Chyke Doubeni, MD, MPH
Akinbowale Oyalowo, MD, MSHP
Sarah Huf, MBBS, PhD
Center for Therapeutic Effectiveness Research, University of Pennsylvania
Colorectal cancer (CRC) is the second leading cause of cancer-related deaths among men and women in the United States. It is recommended that individuals begin regular screenings for CRC at the age of 45. Screening can prevent cancer by discovering precancerous polyps that can be removed before they turn into cancer. It can also find CRC early when treatment often leads to a cure.
Patients have several options when it comes to completing screening. The most common are colonoscopy and FIT (fecal immunochemical test).
Unfortunately, millions of people in the United States are not getting screened for CRC.
We conducted a series of clinical trials with patients at the Health Annex, a community health center in Philadelphia, to explore the effects of texting, choice architecture, and financial incentives on CRC screening uptake.
In the initial study, we tested opt-in text messaging outreach with or without a lottery-based financial incentive. Messages were sent to patients eligible for CRC screening and FIT tests were mailed to the homes of individuals who chose to participate.
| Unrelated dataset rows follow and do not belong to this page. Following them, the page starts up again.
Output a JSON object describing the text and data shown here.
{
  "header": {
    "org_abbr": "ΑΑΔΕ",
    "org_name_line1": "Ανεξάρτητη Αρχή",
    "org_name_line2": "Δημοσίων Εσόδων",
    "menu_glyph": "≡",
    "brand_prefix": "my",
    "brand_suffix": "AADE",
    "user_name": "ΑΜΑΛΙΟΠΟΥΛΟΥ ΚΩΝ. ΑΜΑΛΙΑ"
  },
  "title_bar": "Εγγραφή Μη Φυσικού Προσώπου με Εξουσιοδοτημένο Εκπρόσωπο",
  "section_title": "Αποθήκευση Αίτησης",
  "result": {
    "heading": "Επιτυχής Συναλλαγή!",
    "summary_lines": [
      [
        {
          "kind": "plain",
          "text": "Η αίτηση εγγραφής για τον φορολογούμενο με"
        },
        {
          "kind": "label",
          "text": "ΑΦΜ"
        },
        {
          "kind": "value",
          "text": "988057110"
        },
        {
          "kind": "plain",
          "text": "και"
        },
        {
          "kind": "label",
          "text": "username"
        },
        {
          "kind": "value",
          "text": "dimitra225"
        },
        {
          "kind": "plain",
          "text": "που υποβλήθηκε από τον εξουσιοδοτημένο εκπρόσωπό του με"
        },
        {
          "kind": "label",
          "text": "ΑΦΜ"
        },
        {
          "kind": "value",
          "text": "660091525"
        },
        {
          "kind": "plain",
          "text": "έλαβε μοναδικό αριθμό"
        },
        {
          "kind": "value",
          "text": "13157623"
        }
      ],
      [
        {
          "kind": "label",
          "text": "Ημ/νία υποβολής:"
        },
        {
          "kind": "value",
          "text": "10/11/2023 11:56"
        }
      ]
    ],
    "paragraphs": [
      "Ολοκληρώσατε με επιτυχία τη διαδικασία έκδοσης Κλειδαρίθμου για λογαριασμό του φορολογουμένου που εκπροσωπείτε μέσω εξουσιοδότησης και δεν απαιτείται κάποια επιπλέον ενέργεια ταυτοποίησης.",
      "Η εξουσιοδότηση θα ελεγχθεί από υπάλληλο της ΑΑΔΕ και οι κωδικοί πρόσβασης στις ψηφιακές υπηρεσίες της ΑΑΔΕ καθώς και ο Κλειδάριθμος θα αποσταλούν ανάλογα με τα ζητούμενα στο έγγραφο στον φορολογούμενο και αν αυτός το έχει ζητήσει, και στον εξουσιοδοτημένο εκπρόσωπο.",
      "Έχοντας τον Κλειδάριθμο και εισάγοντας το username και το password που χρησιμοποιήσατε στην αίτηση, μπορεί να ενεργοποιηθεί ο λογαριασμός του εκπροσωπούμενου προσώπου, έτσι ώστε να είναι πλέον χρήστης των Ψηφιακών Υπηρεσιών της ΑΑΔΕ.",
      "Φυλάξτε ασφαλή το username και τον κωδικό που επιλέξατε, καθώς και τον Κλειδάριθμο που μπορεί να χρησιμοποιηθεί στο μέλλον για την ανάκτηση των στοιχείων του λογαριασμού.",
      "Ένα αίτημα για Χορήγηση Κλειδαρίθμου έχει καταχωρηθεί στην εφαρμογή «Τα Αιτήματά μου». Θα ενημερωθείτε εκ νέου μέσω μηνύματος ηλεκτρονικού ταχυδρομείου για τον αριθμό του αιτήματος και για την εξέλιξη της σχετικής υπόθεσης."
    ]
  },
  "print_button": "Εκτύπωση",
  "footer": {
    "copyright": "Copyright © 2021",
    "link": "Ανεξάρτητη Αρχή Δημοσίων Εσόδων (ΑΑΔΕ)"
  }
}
In a later study, we used text messaging to reach out to patients who were eligible for CRC screening. The intervention group received an opt-out offer for a FIT kit, and those who did not opt out were mailed kits and sent three behaviorally informed text message reminders to complete their screening. Participants in the control group received only a text message telling them that they were overdue for colorectal screening and should contact the clinic.
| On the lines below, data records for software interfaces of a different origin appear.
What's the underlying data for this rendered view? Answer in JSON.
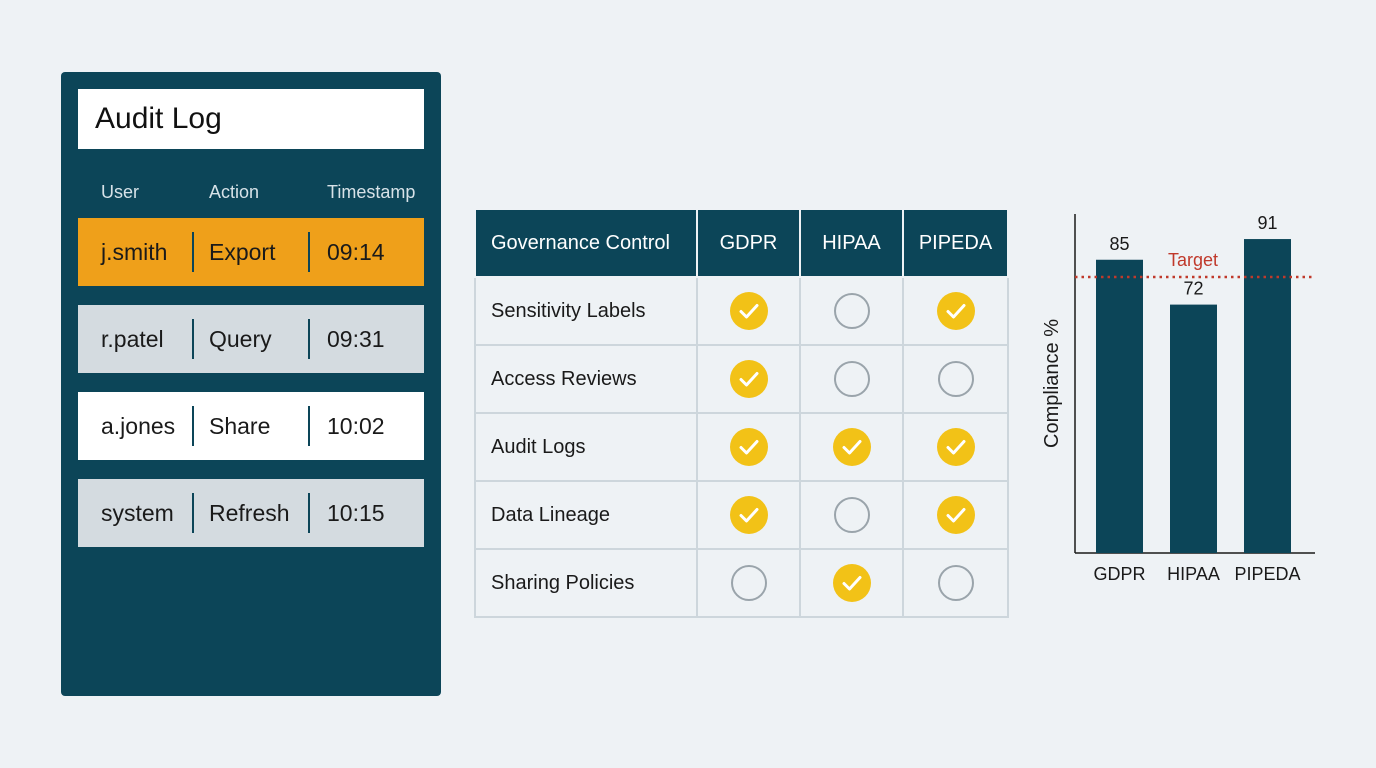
{
  "audit_log": {
    "title": "Audit Log",
    "columns": [
      "User",
      "Action",
      "Timestamp"
    ],
    "rows": [
      {
        "user": "j.smith",
        "action": "Export",
        "time": "09:14",
        "highlighted": true
      },
      {
        "user": "r.patel",
        "action": "Query",
        "time": "09:31",
        "highlighted": false
      },
      {
        "user": "a.jones",
        "action": "Share",
        "time": "10:02",
        "highlighted": false
      },
      {
        "user": "system",
        "action": "Refresh",
        "time": "10:15",
        "highlighted": false
      }
    ],
    "highlight_color": "#efa01a"
  },
  "governance_table": {
    "headers": [
      "Governance Control",
      "GDPR",
      "HIPAA",
      "PIPEDA"
    ],
    "rows": [
      {
        "control": "Sensitivity Labels",
        "values": [
          true,
          false,
          true
        ]
      },
      {
        "control": "Access Reviews",
        "values": [
          true,
          false,
          false
        ]
      },
      {
        "control": "Audit Logs",
        "values": [
          true,
          true,
          true
        ]
      },
      {
        "control": "Data Lineage",
        "values": [
          true,
          false,
          true
        ]
      },
      {
        "control": "Sharing Policies",
        "values": [
          false,
          true,
          false
        ]
      }
    ],
    "check_color": "#f2c217",
    "header_color": "#0c4558"
  },
  "chart_data": {
    "type": "bar",
    "categories": [
      "GDPR",
      "HIPAA",
      "PIPEDA"
    ],
    "values": [
      85,
      72,
      91
    ],
    "ylabel": "Compliance %",
    "target_label": "Target",
    "target_value": 80,
    "bar_color": "#0c4558",
    "target_color": "#c0392b",
    "ylim": [
      0,
      100
    ]
  }
}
In the first study, around 30 percent of contacted patients opted into the text messaging program. Patients in both intervention groups had a 12 percent FIT completion rate. This outcome suggests that text messaging can promote CRC screening with mailed FIT kits and that adding a lottery-based incentive does not improve screening rates further. Half of the participants who completed a post-study interview selected text messaging as an acceptable method for receiving CRC screening reminders. A follow-up survey confirmed that, for most of these patients, an incentive would not change their decision to complete CRC screening. Patients for whom an incentive would have mattered were less likely to believe that CRC screening is beneficial. This finding suggests that targeting financial incentive interventions according to patient screening beliefs could be a cost-effective strategy in primary care outreach programs to increase CRC screening.
In the second study, the opt-out intervention led to a CRC screening completion rate nearly ten times higher than that of the simple text message reminder. Notably, the participants in the study were in traditionally difficult-to-reach populations – 88 percent were Black, nearly half were Medicaid beneficiaries, and about one-fifth were uninsured. The study results suggest that the opt-out mailed home test kits paired with serial text messaging can effectively improve CRC screening rates in underserved populations.